Some areas of Washington state are experiencing a measles outbreak and it has put brighter lights on vaccination rates. In the cases of children who aren’t vaccinated, the focus is often on parents who choose — for medical, religious or philosophical reasons — not to have their kids vaccinated. But Karolyn Holden, director of Grays Harbor Public Health and Social Services, says that in many cases, the answer is a lot less complicated.
On the Washington State Department of Health website, it says children should complete a series of seven different vaccinations by the time they are 19 months old. Because multiple doses are required for some vaccinations, the recommendation comes out to 19 shots in total by the time the child is 19 months old.
The tight deadlines mean parents can get off-track, Holden said.
For Washington State in total, an estimated 59.9 percent of 19- to 35-month-olds got all their shots in time, according to data on the Department of Health website. Grays Harbor County was a little lower, with 56 percent estimated to receive all their shots in time.
In terms of the measles, mumps and rubella vaccine (MMR), the state has a better rate of immunization, with 80.3 percent of all sampled children having received the vaccination in time. Grays Harbor County was again a little lower, with an estimated 77.9 percent of sampled children having received the MMR shot on time.
There hasn’t been a formal study that answers why some Grays Harbor parents don’t vaccinate their kids on time since the county and state health departments conducted a survey in 2009. But Holden speculated that a lot of it has to do with parents simply falling behind for a variety of reasons.
“If parents aren’t able to make that happen on a routine basis, or they don’t do it, or they opt to not take any or all of the recommended vaccines in that visit, they fall behind,” said Holden.
Holden said in her experience, parents will agree to have several shots during a doctor visit, but skip getting other shots because they fear it will be too stressful on the infant. Because there needs to be a couple months between vaccinations, Holden said parents can’t just play catch-up to get all the vaccines.
Aside from getting children behind on vaccinations, Holden said research suggests having more doctor visits creates more stress on infants than getting more shots in a single visit does.
Holden said there are sometimes missed opportunities when children visit a doctor for other illnesses, and get off schedule when parents turn down vaccinations because the infant is sick with something else.
“There’s a fairly common myth that when your kid has an ear infection, they shouldn’t get a shot,” said Holden. “When a kid is really sick with a fever, you probably shouldn’t immunize them. But if they’re not that sick, and their immune system isn’t that busy, it really is recommended to immunize them. I think a lot of parents and providers either hesitate to provide vaccination when a child is mildly ill, or it doesn’t come up.”
In the 2009 report, 375 out of 1,228 infants in Grays Harbor County were sampled, aged 19 to 35 months. Only 6 percent of the parents and guardians said they had personal, philosophical or religious reasons to not give some immunizations to their children.

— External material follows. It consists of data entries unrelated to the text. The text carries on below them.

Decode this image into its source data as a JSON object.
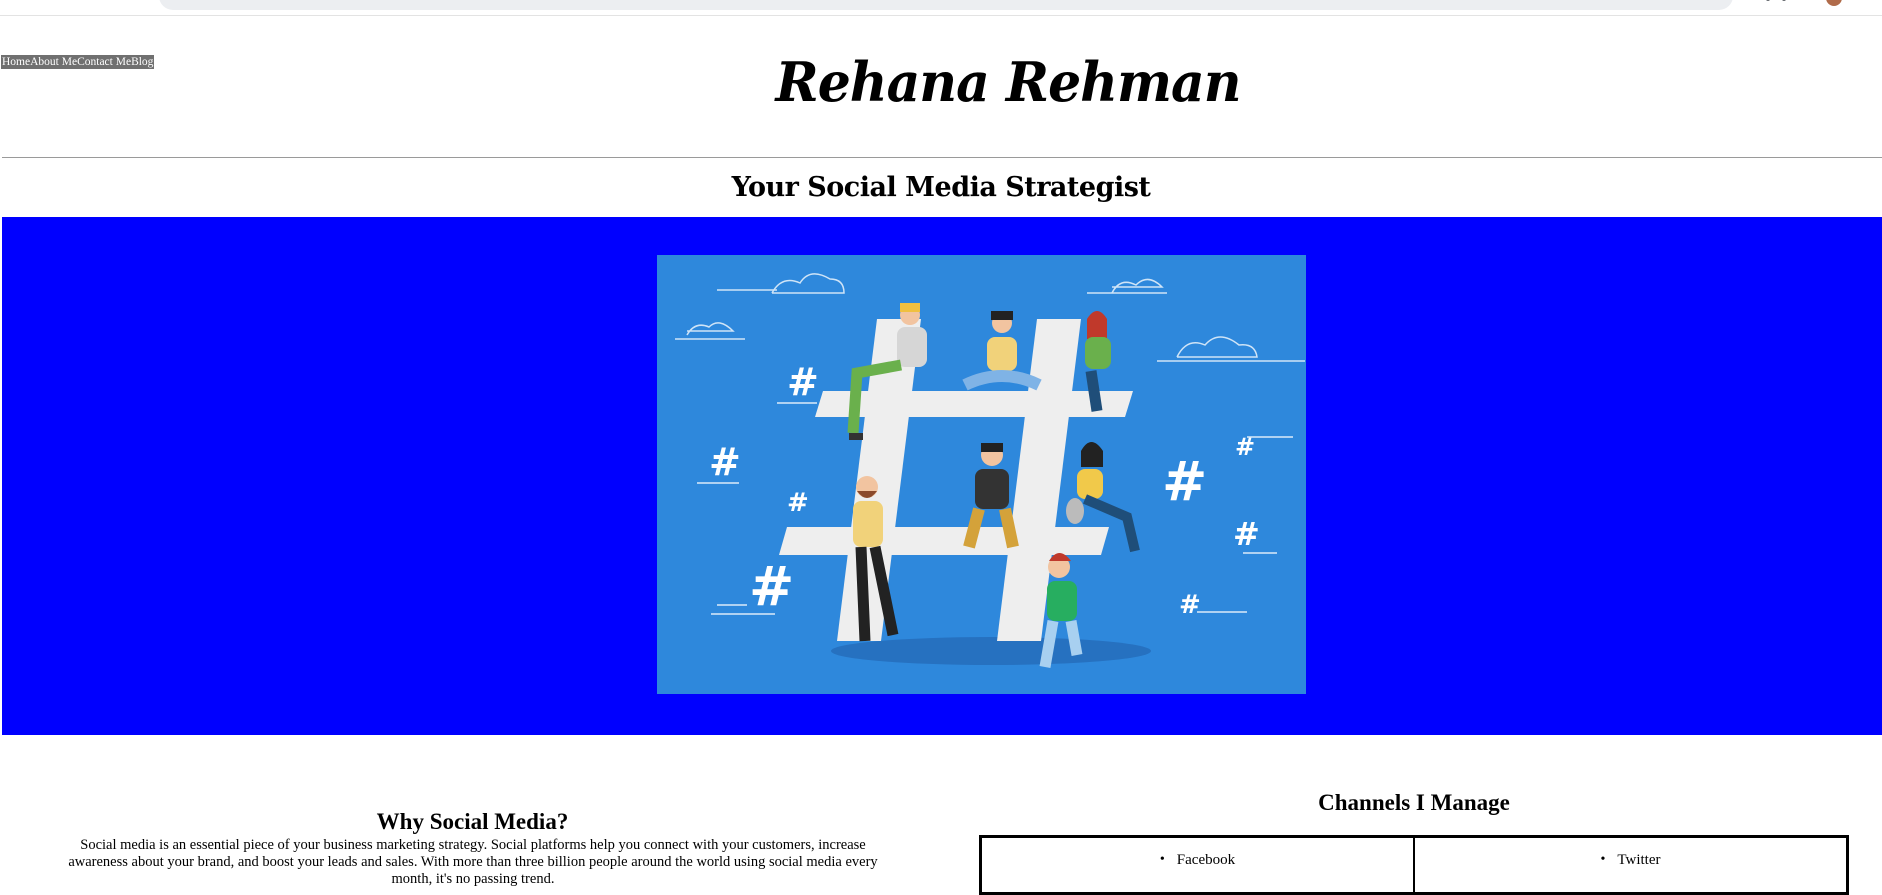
{
  "nav": {
    "items": [
      {
        "label": "Home"
      },
      {
        "label": "About Me"
      },
      {
        "label": "Contact Me"
      },
      {
        "label": "Blog"
      }
    ]
  },
  "header": {
    "brand_name": "Rehana Rehman",
    "subtitle": "Your Social Media Strategist"
  },
  "hero": {
    "background_color": "#0000ff",
    "image_bg_color": "#2e88dc",
    "image_icon": "hashtag-people-illustration"
  },
  "why": {
    "title": "Why Social Media?",
    "text": "Social media is an essential piece of your business marketing strategy. Social platforms help you connect with your customers, increase awareness about your brand, and boost your leads and sales. With more than three billion people around the world using social media every month, it's no passing trend."
  },
  "channels": {
    "title": "Channels I Manage",
    "items": [
      {
        "label": "Facebook"
      },
      {
        "label": "Twitter"
      }
    ]
  }
}
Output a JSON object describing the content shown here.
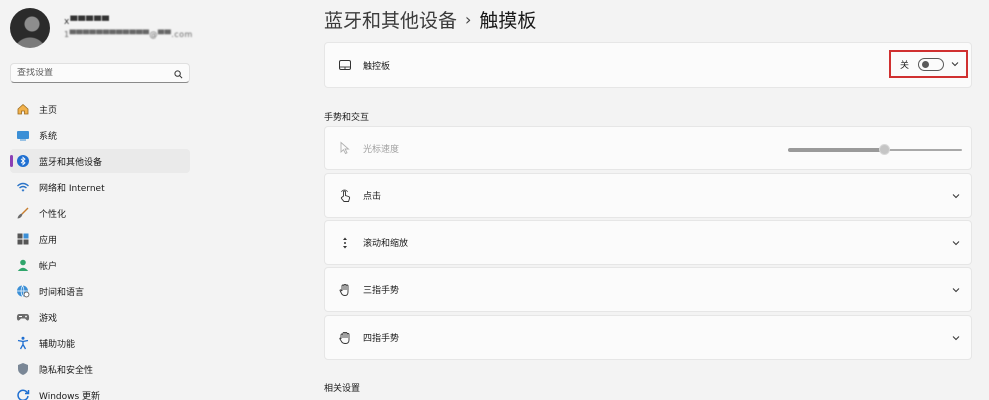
{
  "user": {
    "name": "x▀▀▀▀▀",
    "email": "1▀▀▀▀▀▀▀▀▀▀▀▀@▀▀.com"
  },
  "search": {
    "placeholder": "查找设置"
  },
  "nav": [
    {
      "label": "主页",
      "icon": "home-icon"
    },
    {
      "label": "系统",
      "icon": "monitor-icon"
    },
    {
      "label": "蓝牙和其他设备",
      "icon": "bluetooth-icon",
      "active": true
    },
    {
      "label": "网络和 Internet",
      "icon": "wifi-icon"
    },
    {
      "label": "个性化",
      "icon": "brush-icon"
    },
    {
      "label": "应用",
      "icon": "apps-icon"
    },
    {
      "label": "帐户",
      "icon": "person-icon"
    },
    {
      "label": "时间和语言",
      "icon": "globe-clock-icon"
    },
    {
      "label": "游戏",
      "icon": "gamepad-icon"
    },
    {
      "label": "辅助功能",
      "icon": "accessibility-icon"
    },
    {
      "label": "隐私和安全性",
      "icon": "shield-icon"
    },
    {
      "label": "Windows 更新",
      "icon": "update-icon"
    }
  ],
  "breadcrumb": {
    "parent": "蓝牙和其他设备",
    "separator": "›",
    "current": "触摸板"
  },
  "touchpad": {
    "label": "触控板",
    "state_text": "关",
    "enabled": false
  },
  "section_gestures": "手势和交互",
  "cursor_speed": {
    "label": "光标速度",
    "value": 0.55,
    "disabled": true
  },
  "cards": [
    {
      "label": "点击",
      "icon": "tap-icon"
    },
    {
      "label": "滚动和缩放",
      "icon": "scroll-icon"
    },
    {
      "label": "三指手势",
      "icon": "three-finger-icon"
    },
    {
      "label": "四指手势",
      "icon": "four-finger-icon"
    }
  ],
  "section_related": "相关设置",
  "colors": {
    "accent": "#8b3fb4",
    "highlight_border": "#d03030",
    "background": "#f3f3f3",
    "card": "#fbfbfb"
  }
}
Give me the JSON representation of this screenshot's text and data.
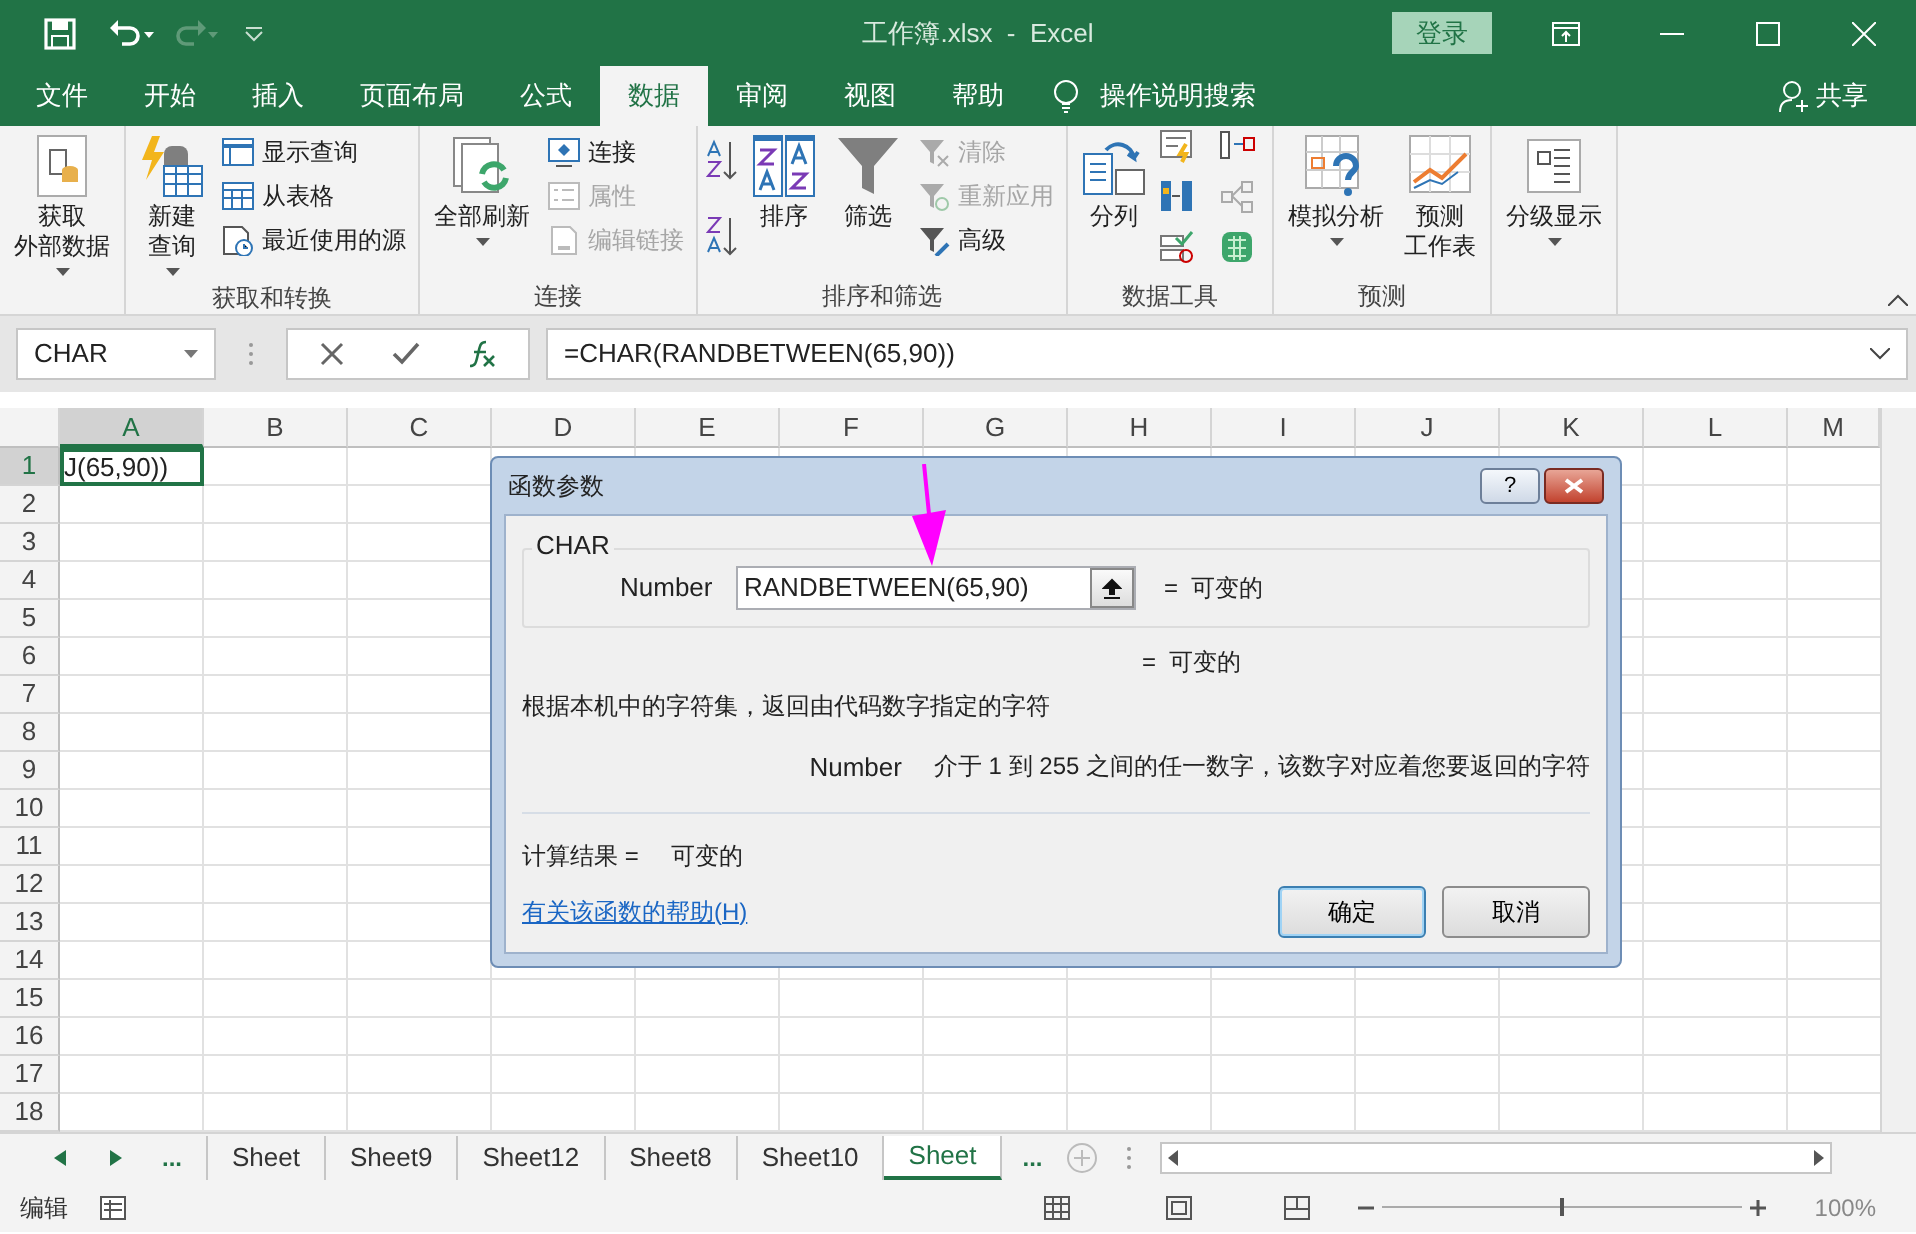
{
  "window": {
    "title": "工作簿.xlsx  -  Excel",
    "sign_in": "登录"
  },
  "ribbon_tabs": [
    {
      "label": "文件",
      "selected": false
    },
    {
      "label": "开始",
      "selected": false
    },
    {
      "label": "插入",
      "selected": false
    },
    {
      "label": "页面布局",
      "selected": false
    },
    {
      "label": "公式",
      "selected": false
    },
    {
      "label": "数据",
      "selected": true
    },
    {
      "label": "审阅",
      "selected": false
    },
    {
      "label": "视图",
      "selected": false
    },
    {
      "label": "帮助",
      "selected": false
    }
  ],
  "tell_me": "操作说明搜索",
  "share": "共享",
  "ribbon_groups": [
    {
      "items": [
        {
          "kind": "large",
          "lines": [
            "获取",
            "外部数据"
          ],
          "dropdown": true
        }
      ]
    },
    {
      "label": "获取和转换",
      "items": [
        {
          "kind": "large",
          "lines": [
            "新建",
            "查询"
          ],
          "dropdown": true
        },
        {
          "kind": "stack",
          "items": [
            {
              "label": "显示查询",
              "disabled": false
            },
            {
              "label": "从表格",
              "disabled": false
            },
            {
              "label": "最近使用的源",
              "disabled": false
            }
          ]
        }
      ]
    },
    {
      "label": "连接",
      "items": [
        {
          "kind": "large",
          "lines": [
            "全部刷新"
          ],
          "dropdown": true
        },
        {
          "kind": "stack",
          "items": [
            {
              "label": "连接",
              "disabled": false
            },
            {
              "label": "属性",
              "disabled": true
            },
            {
              "label": "编辑链接",
              "disabled": true
            }
          ]
        }
      ]
    },
    {
      "label": "排序和筛选",
      "items": [
        {
          "kind": "sort_icons"
        },
        {
          "kind": "large",
          "lines": [
            "排序"
          ],
          "dropdown": false
        },
        {
          "kind": "large",
          "lines": [
            "筛选"
          ],
          "dropdown": false
        },
        {
          "kind": "stack",
          "items": [
            {
              "label": "清除",
              "disabled": true
            },
            {
              "label": "重新应用",
              "disabled": true
            },
            {
              "label": "高级",
              "disabled": false
            }
          ]
        }
      ]
    },
    {
      "label": "数据工具",
      "items": [
        {
          "kind": "large",
          "lines": [
            "分列"
          ],
          "dropdown": false
        },
        {
          "kind": "icon_grid"
        }
      ]
    },
    {
      "label": "预测",
      "items": [
        {
          "kind": "large",
          "lines": [
            "模拟分析"
          ],
          "dropdown": true
        },
        {
          "kind": "large",
          "lines": [
            "预测",
            "工作表"
          ],
          "dropdown": false
        }
      ]
    },
    {
      "items": [
        {
          "kind": "large",
          "lines": [
            "分级显示"
          ],
          "dropdown": true
        }
      ]
    }
  ],
  "formula_bar": {
    "name_box": "CHAR",
    "formula": "=CHAR(RANDBETWEEN(65,90))"
  },
  "columns": [
    "A",
    "B",
    "C",
    "D",
    "E",
    "F",
    "G",
    "H",
    "I",
    "J",
    "K",
    "L",
    "M"
  ],
  "rows": [
    "1",
    "2",
    "3",
    "4",
    "5",
    "6",
    "7",
    "8",
    "9",
    "10",
    "11",
    "12",
    "13",
    "14",
    "15",
    "16",
    "17",
    "18"
  ],
  "active_cell": {
    "value": "J(65,90))"
  },
  "dialog": {
    "title": "函数参数",
    "help": "?",
    "function_name": "CHAR",
    "argument_label": "Number",
    "argument_value": "RANDBETWEEN(65,90)",
    "argument_result": "=  可变的",
    "function_result": "=  可变的",
    "description": "根据本机中的字符集，返回由代码数字指定的字符",
    "argument_name": "Number",
    "argument_description": "介于 1 到 255 之间的任一数字，该数字对应着您要返回的字符",
    "result_label": "计算结果 =",
    "result_value": "可变的",
    "help_link": "有关该函数的帮助(H)",
    "buttons": [
      {
        "label": "确定",
        "default": true
      },
      {
        "label": "取消",
        "default": false
      }
    ]
  },
  "sheet_nav": {
    "more": "..."
  },
  "sheet_tabs": [
    {
      "label": "Sheet",
      "selected": false
    },
    {
      "label": "Sheet9",
      "selected": false
    },
    {
      "label": "Sheet12",
      "selected": false
    },
    {
      "label": "Sheet8",
      "selected": false
    },
    {
      "label": "Sheet10",
      "selected": false
    },
    {
      "label": "Sheet",
      "selected": true
    }
  ],
  "sheet_more": "...",
  "status_bar": {
    "mode": "编辑",
    "zoom": "100%",
    "zoom_slider": {
      "level": 0.5
    }
  }
}
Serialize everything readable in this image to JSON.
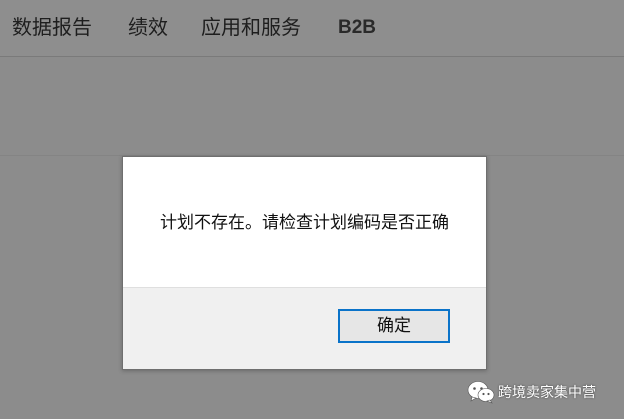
{
  "nav": {
    "items": [
      {
        "label": "数据报告"
      },
      {
        "label": "绩效"
      },
      {
        "label": "应用和服务"
      },
      {
        "label": "B2B"
      }
    ]
  },
  "dialog": {
    "message": "计划不存在。请检查计划编码是否正确",
    "ok_label": "确定"
  },
  "watermark": {
    "icon": "wechat-icon",
    "text": "跨境卖家集中营"
  },
  "colors": {
    "overlay": "#8c8c8c",
    "dialog_bg": "#ffffff",
    "footer_bg": "#f0f0f0",
    "button_border": "#0a73c9"
  }
}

Other questions in the survey reveal other potential causes of the missed vaccines. The report shows that 47 percent of guardians don’t keep a copy of recommended immunization schedule at home. Seventy percent of guardians who didn’t get their kids vaccinated in time said they were delayed because the child was ill. It also notes 48 percent of guardians or someone they knew had to take time off of work to get their child’s shots, and 30 percent said it was difficult to take time off to go get the shots.
The only state requirements to get vaccinations are for kids enrolled in school or daycare facilities, and there are no laws that compel parents to get kids immunized outside of school.
And students can be exempted from vaccination requirements if parents or guardians sign a statement that they object to one or more vaccines based of personal, philosophical or religious beliefs. They can also get a medical exemption, which requires a doctor’s statement that certain vaccines should not be used on a child.
According to data from the Aberdeen School District, 92.3 percent of all district students completed required immunizations during the 2017-18 school year. There were 47 students who had some kind of vaccination exemption that year, out of 2,990 total enrollment, less than 2 percent.
In the Hoquiam School District, 36 students had their parents opt out of one or more vaccinations, compared to 1,467 students who are fully immunized, a little more than 2 percent
Even though there are some who opt out for personal reasons, Holden said she thinks they’re a small minority. “And I think they’re very loud, so they appear bigger than they are.”
Holden added that the price of vaccinations is not a real factor in why children are not vaccinated, and that most all health insurance covers those costs.